*WHAT THE EXERCISE ASKS*.
Retyping the data exactly is the task. Include every line.

━━ PROVIDED MATERIAL

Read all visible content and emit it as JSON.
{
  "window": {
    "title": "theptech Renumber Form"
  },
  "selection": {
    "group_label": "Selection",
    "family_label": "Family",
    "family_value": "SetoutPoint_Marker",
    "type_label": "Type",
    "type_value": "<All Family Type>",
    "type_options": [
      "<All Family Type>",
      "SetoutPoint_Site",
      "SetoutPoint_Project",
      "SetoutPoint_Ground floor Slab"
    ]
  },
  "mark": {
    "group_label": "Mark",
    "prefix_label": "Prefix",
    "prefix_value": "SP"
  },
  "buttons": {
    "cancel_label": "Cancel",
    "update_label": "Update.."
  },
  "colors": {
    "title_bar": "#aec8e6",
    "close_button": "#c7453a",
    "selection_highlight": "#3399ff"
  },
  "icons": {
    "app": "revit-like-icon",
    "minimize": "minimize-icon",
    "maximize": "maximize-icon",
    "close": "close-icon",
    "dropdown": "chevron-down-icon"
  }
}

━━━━

*RESPONSE AREA*.
Read all visible content and emit it as JSON.
{
  "window": {
    "title": "theptech Renumber Form"
  },
  "selection": {
    "group_label": "Selection",
    "family_label": "Family",
    "family_value": "SetoutPoint_Marker",
    "type_label": "Type",
    "type_value": "<All Family Type>",
    "type_options": [
      "<All Family Type>",
      "SetoutPoint_Site",
      "SetoutPoint_Project",
      "SetoutPoint_Ground floor Slab"
    ]
  },
  "mark": {
    "group_label": "Mark",
    "prefix_label": "Prefix",
    "prefix_value": "SP"
  },
  "buttons": {
    "cancel_label": "Cancel",
    "update_label": "Update.."
  },
  "colors": {
    "title_bar": "#aec8e6",
    "close_button": "#c7453a",
    "selection_highlight": "#3399ff"
  },
  "icons": {
    "app": "revit-like-icon",
    "minimize": "minimize-icon",
    "maximize": "maximize-icon",
    "close": "close-icon",
    "dropdown": "chevron-down-icon"
  }
}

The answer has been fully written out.